Show each line of the records below where the word "Total" occurs.

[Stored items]
----------
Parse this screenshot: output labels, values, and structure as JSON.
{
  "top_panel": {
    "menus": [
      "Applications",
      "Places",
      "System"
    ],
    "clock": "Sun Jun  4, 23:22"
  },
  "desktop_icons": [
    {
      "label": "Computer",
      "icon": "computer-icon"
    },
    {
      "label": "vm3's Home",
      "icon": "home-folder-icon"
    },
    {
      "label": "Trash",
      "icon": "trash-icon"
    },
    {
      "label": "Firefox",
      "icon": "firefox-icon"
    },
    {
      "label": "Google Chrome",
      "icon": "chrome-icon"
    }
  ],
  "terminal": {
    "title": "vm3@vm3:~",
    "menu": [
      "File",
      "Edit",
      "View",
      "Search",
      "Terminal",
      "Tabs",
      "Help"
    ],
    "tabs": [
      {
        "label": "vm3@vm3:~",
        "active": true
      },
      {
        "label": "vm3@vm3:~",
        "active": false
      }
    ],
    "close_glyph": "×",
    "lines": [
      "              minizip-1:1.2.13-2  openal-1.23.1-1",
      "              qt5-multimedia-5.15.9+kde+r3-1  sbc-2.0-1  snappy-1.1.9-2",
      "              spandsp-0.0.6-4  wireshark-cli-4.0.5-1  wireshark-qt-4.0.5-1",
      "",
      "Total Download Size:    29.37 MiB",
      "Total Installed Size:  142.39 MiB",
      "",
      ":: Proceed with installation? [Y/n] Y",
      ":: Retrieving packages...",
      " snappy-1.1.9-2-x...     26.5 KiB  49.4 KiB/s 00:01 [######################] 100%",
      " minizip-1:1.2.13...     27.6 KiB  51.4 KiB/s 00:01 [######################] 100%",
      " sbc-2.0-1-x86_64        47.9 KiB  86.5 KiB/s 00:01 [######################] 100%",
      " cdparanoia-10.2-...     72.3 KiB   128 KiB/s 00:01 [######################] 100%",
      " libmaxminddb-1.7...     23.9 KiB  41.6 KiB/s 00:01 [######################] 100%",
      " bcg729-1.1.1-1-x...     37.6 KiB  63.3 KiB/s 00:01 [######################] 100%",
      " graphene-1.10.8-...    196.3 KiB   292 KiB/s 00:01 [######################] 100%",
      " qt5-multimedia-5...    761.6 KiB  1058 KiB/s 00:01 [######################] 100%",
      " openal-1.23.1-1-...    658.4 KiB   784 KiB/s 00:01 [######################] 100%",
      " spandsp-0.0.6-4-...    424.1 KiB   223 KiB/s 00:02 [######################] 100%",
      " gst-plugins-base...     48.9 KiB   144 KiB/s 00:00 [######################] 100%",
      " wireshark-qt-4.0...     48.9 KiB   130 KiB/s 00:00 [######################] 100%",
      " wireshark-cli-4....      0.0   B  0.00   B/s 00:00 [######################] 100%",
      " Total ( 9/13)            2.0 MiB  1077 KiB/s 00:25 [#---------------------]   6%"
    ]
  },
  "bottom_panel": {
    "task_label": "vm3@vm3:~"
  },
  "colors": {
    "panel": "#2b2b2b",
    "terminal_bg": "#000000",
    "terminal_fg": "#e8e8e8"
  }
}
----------
[Your solution]
      "Total Download Size:    29.37 MiB",
      "Total Installed Size:  142.39 MiB",
      " Total ( 9/13)            2.0 MiB  1077 KiB/s 00:25 [#---------------------]   6%"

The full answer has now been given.